Triangle Cross Ranch’s Paternal Mentoring Technique
When St. John Bosco was asked how one could possibly help a struggling teen change their life, his response was “You must first get the boy to love you.” When the interrogator persisted to ask of the good Saint how one was able to get a struggling teen to love them, St. John Bosco replied “You must love the boy first.”
Many legends and historically documented events surrounding the life of St. John Bosco give evidence to the fact that the bond of love that existed between him and the boys he mentored was a profound, Christian-based love that was able to both heal and transform the at-risk youths he encountered. His “Paternal Mentoring” approach came from his ability to act as a spiritual and surrogate father to his boys.
St. John Bosco was able to both absorb the wounds and pains of his boys while, simultaneously, enforcing a strict discipline, because he had individualized expectations of each child based on their unique character. Indeed, for St. John Bosco the starting point was to gain a deep knowledge of the boy’s character, and to perceive the individual dignity and essence of that character with a spiritual love and insight.
Learning to deal with Life’s obstacles while on a working Cattle Ranch
Using St. John Bosco as an example of how we should work with today’s youth, Triangle Cross Ranch’s staff are able to reach students effectively while living, working, praying, and dealing with life’s obstacles on a cattle ranch. By participating in the daily activities with the boys, our Mentors develop a very rich and paternal relationship with them that makes the boys feel more comfortable and able to discuss their emotional problems. We also find that in the relationships our Mentors build with them the boys are more responsive to discipline and behavioral modification methods because they hold our Mentors in esteem.
As a role model, the essential quality of a Mentor is his character and person, not his authoritative knowledge on adolescent psychology, which makes a Mentor “down to earth” and able to relate with the youths. To be an effective Mentor one must have a transparent character and be able to invite others inside. This humble and warm approach to helping struggling teens enables our Mentors to lead, to heal, and to instruct our boys.

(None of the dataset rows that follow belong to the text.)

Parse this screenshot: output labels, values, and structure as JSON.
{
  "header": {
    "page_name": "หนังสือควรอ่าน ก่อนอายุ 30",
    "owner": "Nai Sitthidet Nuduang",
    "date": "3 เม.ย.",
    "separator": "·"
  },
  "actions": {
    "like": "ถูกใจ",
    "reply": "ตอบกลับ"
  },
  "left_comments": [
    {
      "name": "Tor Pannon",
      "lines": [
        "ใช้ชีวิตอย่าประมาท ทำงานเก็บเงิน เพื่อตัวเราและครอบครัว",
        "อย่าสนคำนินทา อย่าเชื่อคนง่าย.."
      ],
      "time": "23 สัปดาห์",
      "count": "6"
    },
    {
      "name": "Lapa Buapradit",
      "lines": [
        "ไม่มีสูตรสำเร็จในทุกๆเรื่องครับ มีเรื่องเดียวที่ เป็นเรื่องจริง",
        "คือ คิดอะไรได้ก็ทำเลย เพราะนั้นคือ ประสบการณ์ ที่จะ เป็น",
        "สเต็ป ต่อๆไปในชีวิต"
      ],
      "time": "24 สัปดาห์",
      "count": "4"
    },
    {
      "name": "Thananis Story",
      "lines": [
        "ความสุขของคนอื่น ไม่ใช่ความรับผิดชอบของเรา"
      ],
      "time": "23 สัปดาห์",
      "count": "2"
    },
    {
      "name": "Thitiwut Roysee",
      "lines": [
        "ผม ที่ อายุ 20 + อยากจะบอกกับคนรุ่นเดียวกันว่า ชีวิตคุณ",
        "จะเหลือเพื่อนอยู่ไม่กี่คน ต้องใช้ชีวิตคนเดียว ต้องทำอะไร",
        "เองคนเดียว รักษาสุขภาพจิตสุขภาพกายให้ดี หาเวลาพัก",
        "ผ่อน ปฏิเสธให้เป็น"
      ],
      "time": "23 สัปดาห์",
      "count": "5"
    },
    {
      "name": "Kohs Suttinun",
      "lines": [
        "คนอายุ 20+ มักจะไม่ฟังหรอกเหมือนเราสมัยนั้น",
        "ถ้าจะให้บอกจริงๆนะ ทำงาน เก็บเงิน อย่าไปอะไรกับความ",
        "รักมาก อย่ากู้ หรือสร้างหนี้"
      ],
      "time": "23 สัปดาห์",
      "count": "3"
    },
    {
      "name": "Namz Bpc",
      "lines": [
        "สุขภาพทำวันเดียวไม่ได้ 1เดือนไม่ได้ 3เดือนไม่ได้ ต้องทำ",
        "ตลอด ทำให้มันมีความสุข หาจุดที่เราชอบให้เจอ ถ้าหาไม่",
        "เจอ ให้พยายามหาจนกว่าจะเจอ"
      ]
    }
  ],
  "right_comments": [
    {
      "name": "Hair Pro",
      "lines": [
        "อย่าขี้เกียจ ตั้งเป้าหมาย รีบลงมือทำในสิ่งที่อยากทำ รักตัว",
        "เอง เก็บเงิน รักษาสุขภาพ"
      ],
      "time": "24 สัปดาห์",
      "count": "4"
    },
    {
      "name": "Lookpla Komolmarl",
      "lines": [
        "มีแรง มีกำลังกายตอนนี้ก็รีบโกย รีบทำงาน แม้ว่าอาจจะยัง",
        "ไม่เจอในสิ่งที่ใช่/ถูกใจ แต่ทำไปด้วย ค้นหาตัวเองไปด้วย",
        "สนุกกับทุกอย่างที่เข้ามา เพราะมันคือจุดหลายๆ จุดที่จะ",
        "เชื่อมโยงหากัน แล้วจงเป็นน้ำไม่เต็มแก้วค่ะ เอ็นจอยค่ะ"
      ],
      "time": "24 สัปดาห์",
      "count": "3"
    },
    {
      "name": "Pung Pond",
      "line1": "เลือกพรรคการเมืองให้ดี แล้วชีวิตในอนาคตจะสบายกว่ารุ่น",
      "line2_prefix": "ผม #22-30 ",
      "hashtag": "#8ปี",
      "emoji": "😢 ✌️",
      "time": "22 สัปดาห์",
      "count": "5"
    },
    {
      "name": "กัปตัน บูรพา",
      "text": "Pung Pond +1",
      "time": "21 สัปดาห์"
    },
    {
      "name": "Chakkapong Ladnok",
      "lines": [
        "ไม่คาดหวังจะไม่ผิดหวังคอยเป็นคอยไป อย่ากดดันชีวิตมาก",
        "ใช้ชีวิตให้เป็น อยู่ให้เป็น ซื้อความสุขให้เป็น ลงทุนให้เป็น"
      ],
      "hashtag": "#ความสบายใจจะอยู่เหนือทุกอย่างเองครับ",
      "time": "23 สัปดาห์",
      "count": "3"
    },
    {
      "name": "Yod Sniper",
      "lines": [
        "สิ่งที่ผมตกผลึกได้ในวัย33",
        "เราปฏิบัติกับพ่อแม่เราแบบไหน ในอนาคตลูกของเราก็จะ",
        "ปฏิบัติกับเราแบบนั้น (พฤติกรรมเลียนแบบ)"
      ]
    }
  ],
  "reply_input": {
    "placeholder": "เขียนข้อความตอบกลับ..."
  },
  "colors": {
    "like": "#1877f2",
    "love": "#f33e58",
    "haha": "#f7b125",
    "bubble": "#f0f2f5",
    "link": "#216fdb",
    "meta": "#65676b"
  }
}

To paraphrase St. Francis of Assisi, the Mentors at Triangle Cross Ranch “preach the Gospel often,” and, “when necessary, use words.”